Please understand the purpose of this early report. I’m not aiming for some short-term top gun trading title, as my focus is still very much long term. My frame of mind when I wrote on Saturday in no way contemplated that I would be writing this today – it’s simply a case of the circumstances appearing to have changed dramatically. I understand full-well the cunning and treachery of the COMEX commercial crooks, having observed them for four decades. Yes, it is quite possible they can still engineer substantially lower prices ahead, but my sense is that there has been sufficient improvement in the COMEX market structure, as a result of the price rig job yesterday and today, that much of the price risk I sensed on Saturday is no longer present.

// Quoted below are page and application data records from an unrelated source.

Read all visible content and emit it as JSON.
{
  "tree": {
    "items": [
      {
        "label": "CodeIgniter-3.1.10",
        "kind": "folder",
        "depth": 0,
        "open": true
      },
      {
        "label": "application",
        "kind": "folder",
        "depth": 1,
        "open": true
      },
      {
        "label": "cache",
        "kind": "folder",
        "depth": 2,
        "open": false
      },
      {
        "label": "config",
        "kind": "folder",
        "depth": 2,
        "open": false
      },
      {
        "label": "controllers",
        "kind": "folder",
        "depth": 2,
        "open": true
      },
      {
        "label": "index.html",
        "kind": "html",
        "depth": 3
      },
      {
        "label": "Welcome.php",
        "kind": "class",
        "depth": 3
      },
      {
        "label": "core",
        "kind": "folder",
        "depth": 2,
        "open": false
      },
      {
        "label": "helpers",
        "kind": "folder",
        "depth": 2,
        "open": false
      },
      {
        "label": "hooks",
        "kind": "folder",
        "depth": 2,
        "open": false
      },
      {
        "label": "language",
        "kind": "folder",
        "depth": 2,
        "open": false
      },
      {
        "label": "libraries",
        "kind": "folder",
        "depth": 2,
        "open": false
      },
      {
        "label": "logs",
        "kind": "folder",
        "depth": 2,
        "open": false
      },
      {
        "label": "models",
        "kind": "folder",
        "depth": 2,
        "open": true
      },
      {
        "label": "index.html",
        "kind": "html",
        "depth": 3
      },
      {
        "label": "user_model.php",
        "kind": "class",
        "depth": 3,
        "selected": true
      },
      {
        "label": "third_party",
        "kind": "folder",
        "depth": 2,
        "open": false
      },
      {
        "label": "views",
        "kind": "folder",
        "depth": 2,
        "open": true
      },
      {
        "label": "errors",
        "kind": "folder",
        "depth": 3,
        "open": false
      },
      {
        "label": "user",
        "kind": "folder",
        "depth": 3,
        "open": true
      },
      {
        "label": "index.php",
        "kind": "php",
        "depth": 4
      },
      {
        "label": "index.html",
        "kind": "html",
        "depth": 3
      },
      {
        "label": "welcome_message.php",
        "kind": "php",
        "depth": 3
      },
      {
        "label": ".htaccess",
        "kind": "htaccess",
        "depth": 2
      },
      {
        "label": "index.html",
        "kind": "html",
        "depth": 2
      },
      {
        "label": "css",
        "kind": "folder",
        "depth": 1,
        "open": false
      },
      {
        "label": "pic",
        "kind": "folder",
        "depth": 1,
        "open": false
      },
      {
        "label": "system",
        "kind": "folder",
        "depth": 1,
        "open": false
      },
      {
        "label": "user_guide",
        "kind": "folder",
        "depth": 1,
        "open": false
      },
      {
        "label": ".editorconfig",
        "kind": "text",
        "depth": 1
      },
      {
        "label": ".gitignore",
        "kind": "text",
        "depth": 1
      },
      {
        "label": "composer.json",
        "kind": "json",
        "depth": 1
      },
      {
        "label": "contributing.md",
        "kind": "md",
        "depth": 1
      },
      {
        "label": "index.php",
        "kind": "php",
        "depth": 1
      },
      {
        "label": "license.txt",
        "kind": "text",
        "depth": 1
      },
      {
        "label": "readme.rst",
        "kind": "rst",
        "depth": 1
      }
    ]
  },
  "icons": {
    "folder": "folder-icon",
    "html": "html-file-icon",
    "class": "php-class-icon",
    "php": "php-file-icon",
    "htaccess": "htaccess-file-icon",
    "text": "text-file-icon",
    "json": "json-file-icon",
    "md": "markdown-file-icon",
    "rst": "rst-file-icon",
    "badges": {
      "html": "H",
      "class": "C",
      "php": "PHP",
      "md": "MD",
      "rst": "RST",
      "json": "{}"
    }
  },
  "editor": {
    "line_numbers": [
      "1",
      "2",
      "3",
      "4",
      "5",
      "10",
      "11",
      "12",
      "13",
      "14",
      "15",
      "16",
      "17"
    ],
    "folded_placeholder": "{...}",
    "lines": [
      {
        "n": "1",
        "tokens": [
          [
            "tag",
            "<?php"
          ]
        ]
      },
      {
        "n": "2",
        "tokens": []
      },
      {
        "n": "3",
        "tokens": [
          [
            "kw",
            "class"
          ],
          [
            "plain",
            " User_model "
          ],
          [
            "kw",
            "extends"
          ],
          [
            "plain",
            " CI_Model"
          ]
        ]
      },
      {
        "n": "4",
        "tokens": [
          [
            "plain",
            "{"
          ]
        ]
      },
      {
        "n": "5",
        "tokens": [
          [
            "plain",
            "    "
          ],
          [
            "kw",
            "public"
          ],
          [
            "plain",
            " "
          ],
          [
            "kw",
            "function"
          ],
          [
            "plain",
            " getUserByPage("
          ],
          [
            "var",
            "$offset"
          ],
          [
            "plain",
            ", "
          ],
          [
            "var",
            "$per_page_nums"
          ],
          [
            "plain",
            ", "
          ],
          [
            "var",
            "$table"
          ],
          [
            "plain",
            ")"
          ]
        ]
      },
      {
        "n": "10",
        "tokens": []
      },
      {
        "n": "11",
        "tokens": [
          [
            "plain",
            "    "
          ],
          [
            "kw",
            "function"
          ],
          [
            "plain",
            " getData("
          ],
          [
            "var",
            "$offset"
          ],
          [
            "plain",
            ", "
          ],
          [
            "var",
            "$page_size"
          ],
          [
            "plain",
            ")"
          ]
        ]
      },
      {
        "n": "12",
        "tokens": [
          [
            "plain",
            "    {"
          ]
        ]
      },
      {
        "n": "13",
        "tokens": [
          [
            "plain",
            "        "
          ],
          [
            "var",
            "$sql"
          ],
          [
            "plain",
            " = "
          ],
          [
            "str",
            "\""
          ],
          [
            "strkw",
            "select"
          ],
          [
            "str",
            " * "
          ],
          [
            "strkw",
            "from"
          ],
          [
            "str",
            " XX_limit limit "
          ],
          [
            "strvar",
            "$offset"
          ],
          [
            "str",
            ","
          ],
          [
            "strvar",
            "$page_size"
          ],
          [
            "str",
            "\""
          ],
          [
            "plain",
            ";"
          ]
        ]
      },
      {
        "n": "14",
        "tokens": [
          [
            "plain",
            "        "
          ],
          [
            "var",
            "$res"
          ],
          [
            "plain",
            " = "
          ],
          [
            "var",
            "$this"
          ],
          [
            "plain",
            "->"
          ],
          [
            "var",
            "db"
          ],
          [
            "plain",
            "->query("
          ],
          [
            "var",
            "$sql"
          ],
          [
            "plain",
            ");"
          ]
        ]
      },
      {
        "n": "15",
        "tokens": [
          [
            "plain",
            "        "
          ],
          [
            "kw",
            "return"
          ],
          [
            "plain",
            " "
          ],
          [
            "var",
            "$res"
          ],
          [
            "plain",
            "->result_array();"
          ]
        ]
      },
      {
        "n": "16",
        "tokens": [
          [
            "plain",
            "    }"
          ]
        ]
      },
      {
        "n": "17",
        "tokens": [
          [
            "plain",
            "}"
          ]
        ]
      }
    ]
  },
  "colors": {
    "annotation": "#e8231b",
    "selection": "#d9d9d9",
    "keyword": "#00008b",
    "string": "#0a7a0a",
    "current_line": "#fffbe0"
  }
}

I’m also of a mind that when, not if, we do turn upward in price, the move will rival and exceed the sudden manner in which prices just fell. Therefore, it seems to me that new silver purchases should be made to both establish positions and with an eye to add more on a scale-in basis should prices continue to move lower. Apologies in advance if I turn out to have been too quick on the buy-trigger. That’s the nature of trying to catch a falling knife. Just no buying on margin, please.
It almost goes without saying that the price plunge yesterday and today has greatly reduced the COMEX big 8 gold and silver shorts’ total losses, although I believe that was only secondary to the positioning changes that took place. Compared to Friday’s close, the big 8’s total loss id lower by nearly $2 billion to $8.6 billion.
Again, no article tomorrow, next article on Saturday.
November 23, 2021
Silver – $23.50 (200 day ma – $25.37, 50 day ma – $23.57, 100 day ma – $24.13)
Gold – $1789 (200 day ma – $1793, 50 day ma – $1791, 100 day ma – $1795)